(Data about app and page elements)
______
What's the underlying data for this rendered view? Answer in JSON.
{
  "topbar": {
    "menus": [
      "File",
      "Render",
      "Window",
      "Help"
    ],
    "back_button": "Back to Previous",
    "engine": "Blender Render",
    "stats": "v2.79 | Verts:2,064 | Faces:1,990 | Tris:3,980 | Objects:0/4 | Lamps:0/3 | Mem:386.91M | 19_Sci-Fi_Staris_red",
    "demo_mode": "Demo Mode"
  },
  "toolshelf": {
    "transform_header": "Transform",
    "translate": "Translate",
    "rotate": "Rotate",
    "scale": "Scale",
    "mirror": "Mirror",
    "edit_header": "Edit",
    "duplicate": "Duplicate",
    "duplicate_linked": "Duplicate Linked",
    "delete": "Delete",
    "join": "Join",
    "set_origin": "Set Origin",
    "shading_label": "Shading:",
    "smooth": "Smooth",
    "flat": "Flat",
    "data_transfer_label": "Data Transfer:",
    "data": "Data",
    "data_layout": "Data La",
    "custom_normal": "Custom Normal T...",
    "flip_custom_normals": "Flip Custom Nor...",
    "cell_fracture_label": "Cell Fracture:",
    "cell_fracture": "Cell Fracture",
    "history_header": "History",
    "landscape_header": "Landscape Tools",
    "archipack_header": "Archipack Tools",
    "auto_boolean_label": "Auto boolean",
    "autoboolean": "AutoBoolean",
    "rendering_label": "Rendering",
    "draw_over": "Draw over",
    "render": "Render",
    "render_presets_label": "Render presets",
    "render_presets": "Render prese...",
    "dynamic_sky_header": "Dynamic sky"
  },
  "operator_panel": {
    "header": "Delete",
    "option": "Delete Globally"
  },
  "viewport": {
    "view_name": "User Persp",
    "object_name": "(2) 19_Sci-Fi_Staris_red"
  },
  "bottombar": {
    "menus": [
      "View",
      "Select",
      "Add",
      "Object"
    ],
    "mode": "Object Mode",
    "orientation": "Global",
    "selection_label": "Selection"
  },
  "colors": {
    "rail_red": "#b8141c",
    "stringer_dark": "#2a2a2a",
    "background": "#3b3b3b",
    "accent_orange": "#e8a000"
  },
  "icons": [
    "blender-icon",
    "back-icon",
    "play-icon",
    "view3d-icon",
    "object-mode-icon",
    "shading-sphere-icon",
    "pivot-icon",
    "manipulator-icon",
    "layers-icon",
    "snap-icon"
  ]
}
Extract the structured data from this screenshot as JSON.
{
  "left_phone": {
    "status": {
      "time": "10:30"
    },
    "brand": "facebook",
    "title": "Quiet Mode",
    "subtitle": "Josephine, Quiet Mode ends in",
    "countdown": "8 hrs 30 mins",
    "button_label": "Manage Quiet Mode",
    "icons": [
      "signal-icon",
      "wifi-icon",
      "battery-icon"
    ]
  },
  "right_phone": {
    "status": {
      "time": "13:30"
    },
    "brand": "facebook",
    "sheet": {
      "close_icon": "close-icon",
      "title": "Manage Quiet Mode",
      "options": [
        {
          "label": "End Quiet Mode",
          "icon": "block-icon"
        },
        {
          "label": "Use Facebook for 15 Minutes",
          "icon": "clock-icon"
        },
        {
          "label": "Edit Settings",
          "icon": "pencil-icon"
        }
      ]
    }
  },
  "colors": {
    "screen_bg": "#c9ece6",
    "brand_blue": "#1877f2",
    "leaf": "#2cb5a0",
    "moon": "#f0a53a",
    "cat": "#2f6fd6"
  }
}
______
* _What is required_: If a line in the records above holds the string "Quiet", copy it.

* _Result for this exercise_:
    "title": "Quiet Mode",
    "subtitle": "Josephine, Quiet Mode ends in",
    "button_label": "Manage Quiet Mode",
      "title": "Manage Quiet Mode",
          "label": "End Quiet Mode",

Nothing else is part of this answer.